## [Problem to solve]
Across the listing below, count the lines that mention the string "icon". Reply with the figure only.

## [Data]
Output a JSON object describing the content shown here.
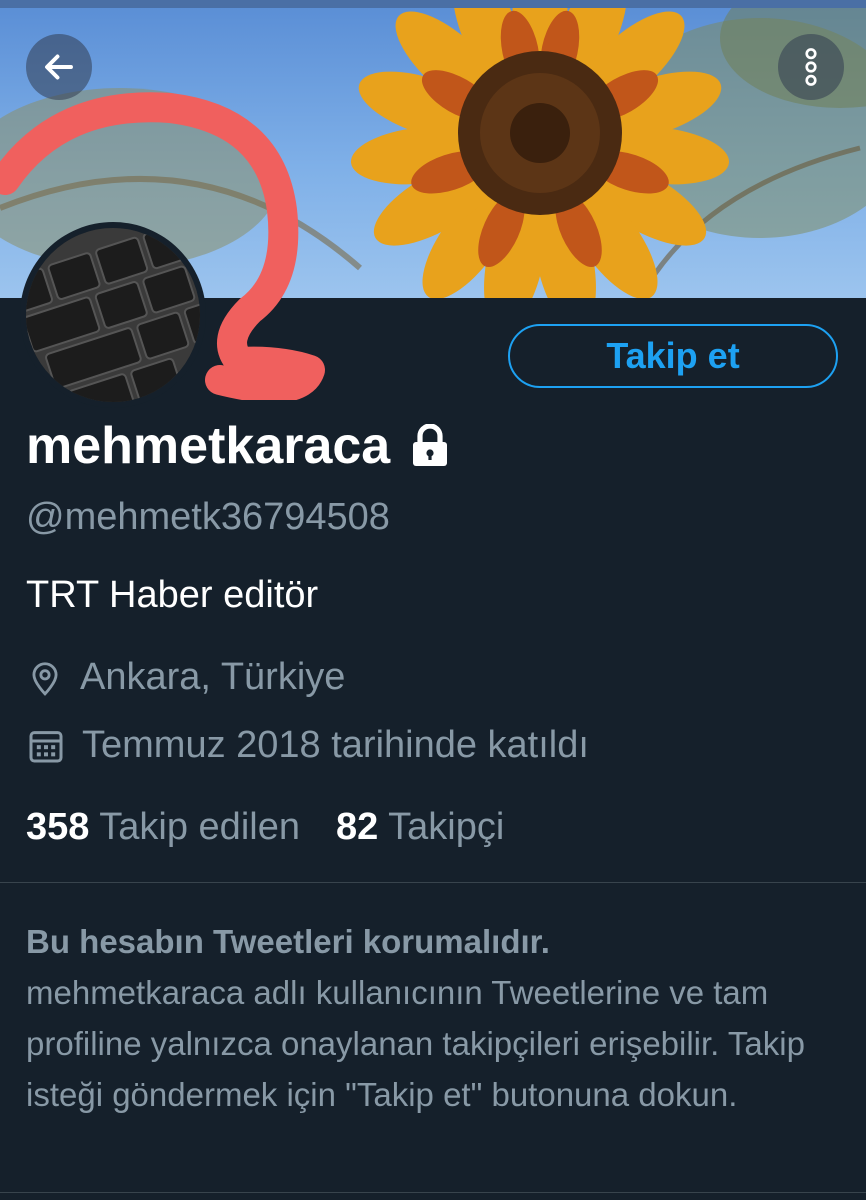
{
  "header": {
    "back_icon": "arrow-left-icon",
    "more_icon": "more-vertical-icon"
  },
  "profile": {
    "display_name": "mehmetkaraca",
    "lock_icon": "lock-icon",
    "handle": "@mehmetk36794508",
    "bio": "TRT Haber editör",
    "location_icon": "map-pin-icon",
    "location": "Ankara, Türkiye",
    "joined_icon": "calendar-icon",
    "joined": "Temmuz 2018 tarihinde katıldı"
  },
  "follow_button": {
    "label": "Takip et"
  },
  "stats": {
    "following_count": "358",
    "following_label": "Takip edilen",
    "followers_count": "82",
    "followers_label": "Takipçi"
  },
  "protected_notice": {
    "title": "Bu hesabın Tweetleri korumalıdır.",
    "body": "mehmetkaraca adlı kullanıcının Tweetlerine ve tam profiline yalnızca onaylanan takipçileri erişebilir. Takip isteği göndermek için \"Takip et\" butonuna dokun."
  },
  "colors": {
    "background": "#15202b",
    "accent": "#1da1f2",
    "secondary_text": "#8899a6"
  }
}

## [Solution]
5